- Opening Delimiter -

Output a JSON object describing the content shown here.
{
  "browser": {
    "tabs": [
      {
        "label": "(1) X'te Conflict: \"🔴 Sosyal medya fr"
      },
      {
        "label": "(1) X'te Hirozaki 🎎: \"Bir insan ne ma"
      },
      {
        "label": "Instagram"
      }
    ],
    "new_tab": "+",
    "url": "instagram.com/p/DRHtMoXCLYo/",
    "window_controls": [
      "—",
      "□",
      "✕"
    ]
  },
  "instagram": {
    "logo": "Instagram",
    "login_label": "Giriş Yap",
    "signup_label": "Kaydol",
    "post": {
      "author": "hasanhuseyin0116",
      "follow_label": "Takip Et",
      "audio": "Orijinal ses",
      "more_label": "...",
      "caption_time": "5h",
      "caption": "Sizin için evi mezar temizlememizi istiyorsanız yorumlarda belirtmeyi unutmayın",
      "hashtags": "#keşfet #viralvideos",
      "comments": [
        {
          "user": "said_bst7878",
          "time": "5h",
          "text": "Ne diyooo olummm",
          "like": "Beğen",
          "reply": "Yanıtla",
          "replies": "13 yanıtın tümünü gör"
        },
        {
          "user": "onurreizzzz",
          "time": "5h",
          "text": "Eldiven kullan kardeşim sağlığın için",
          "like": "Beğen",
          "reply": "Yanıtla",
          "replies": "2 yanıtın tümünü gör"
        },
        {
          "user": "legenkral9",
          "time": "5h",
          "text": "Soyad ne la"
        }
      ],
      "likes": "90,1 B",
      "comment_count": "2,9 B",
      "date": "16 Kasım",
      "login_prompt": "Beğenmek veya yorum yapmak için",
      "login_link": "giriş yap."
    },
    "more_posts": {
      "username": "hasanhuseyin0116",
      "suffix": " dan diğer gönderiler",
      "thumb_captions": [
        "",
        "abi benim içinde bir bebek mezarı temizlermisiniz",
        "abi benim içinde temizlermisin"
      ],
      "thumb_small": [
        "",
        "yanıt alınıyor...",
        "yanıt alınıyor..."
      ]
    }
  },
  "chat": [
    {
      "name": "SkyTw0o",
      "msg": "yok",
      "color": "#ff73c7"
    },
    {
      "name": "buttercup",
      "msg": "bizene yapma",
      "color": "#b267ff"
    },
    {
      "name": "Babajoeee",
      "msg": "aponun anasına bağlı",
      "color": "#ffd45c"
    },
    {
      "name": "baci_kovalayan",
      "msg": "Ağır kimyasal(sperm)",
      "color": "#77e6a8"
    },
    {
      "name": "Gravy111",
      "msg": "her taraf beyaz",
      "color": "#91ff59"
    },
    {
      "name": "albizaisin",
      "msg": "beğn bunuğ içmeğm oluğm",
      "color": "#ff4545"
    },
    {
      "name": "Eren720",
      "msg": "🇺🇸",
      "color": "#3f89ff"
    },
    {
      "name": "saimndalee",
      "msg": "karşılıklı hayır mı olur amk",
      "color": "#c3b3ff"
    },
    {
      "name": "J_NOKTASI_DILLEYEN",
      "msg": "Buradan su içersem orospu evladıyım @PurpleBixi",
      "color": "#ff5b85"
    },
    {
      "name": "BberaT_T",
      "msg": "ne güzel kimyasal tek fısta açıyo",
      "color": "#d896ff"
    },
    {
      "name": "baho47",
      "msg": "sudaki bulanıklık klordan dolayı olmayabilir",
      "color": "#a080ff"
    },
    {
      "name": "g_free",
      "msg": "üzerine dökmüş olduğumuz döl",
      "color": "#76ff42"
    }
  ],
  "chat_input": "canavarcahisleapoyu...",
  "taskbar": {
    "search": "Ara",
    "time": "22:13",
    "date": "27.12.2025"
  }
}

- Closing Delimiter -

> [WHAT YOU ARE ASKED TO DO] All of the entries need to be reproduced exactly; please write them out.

> [SOLUTION TO THE EXERCISE]
Output a JSON object describing the content shown here.
{
  "browser": {
    "tabs": [
      {
        "label": "(1) X'te Conflict: \"🔴 Sosyal medya fr"
      },
      {
        "label": "(1) X'te Hirozaki 🎎: \"Bir insan ne ma"
      },
      {
        "label": "Instagram"
      }
    ],
    "new_tab": "+",
    "url": "instagram.com/p/DRHtMoXCLYo/",
    "window_controls": [
      "—",
      "□",
      "✕"
    ]
  },
  "instagram": {
    "logo": "Instagram",
    "login_label": "Giriş Yap",
    "signup_label": "Kaydol",
    "post": {
      "author": "hasanhuseyin0116",
      "follow_label": "Takip Et",
      "audio": "Orijinal ses",
      "more_label": "...",
      "caption_time": "5h",
      "caption": "Sizin için evi mezar temizlememizi istiyorsanız yorumlarda belirtmeyi unutmayın",
      "hashtags": "#keşfet #viralvideos",
      "comments": [
        {
          "user": "said_bst7878",
          "time": "5h",
          "text": "Ne diyooo olummm",
          "like": "Beğen",
          "reply": "Yanıtla",
          "replies": "13 yanıtın tümünü gör"
        },
        {
          "user": "onurreizzzz",
          "time": "5h",
          "text": "Eldiven kullan kardeşim sağlığın için",
          "like": "Beğen",
          "reply": "Yanıtla",
          "replies": "2 yanıtın tümünü gör"
        },
        {
          "user": "legenkral9",
          "time": "5h",
          "text": "Soyad ne la"
        }
      ],
      "likes": "90,1 B",
      "comment_count": "2,9 B",
      "date": "16 Kasım",
      "login_prompt": "Beğenmek veya yorum yapmak için",
      "login_link": "giriş yap."
    },
    "more_posts": {
      "username": "hasanhuseyin0116",
      "suffix": " dan diğer gönderiler",
      "thumb_captions": [
        "",
        "abi benim içinde bir bebek mezarı temizlermisiniz",
        "abi benim içinde temizlermisin"
      ],
      "thumb_small": [
        "",
        "yanıt alınıyor...",
        "yanıt alınıyor..."
      ]
    }
  },
  "chat": [
    {
      "name": "SkyTw0o",
      "msg": "yok",
      "color": "#ff73c7"
    },
    {
      "name": "buttercup",
      "msg": "bizene yapma",
      "color": "#b267ff"
    },
    {
      "name": "Babajoeee",
      "msg": "aponun anasına bağlı",
      "color": "#ffd45c"
    },
    {
      "name": "baci_kovalayan",
      "msg": "Ağır kimyasal(sperm)",
      "color": "#77e6a8"
    },
    {
      "name": "Gravy111",
      "msg": "her taraf beyaz",
      "color": "#91ff59"
    },
    {
      "name": "albizaisin",
      "msg": "beğn bunuğ içmeğm oluğm",
      "color": "#ff4545"
    },
    {
      "name": "Eren720",
      "msg": "🇺🇸",
      "color": "#3f89ff"
    },
    {
      "name": "saimndalee",
      "msg": "karşılıklı hayır mı olur amk",
      "color": "#c3b3ff"
    },
    {
      "name": "J_NOKTASI_DILLEYEN",
      "msg": "Buradan su içersem orospu evladıyım @PurpleBixi",
      "color": "#ff5b85"
    },
    {
      "name": "BberaT_T",
      "msg": "ne güzel kimyasal tek fısta açıyo",
      "color": "#d896ff"
    },
    {
      "name": "baho47",
      "msg": "sudaki bulanıklık klordan dolayı olmayabilir",
      "color": "#a080ff"
    },
    {
      "name": "g_free",
      "msg": "üzerine dökmüş olduğumuz döl",
      "color": "#76ff42"
    }
  ],
  "chat_input": "canavarcahisleapoyu...",
  "taskbar": {
    "search": "Ara",
    "time": "22:13",
    "date": "27.12.2025"
  }
}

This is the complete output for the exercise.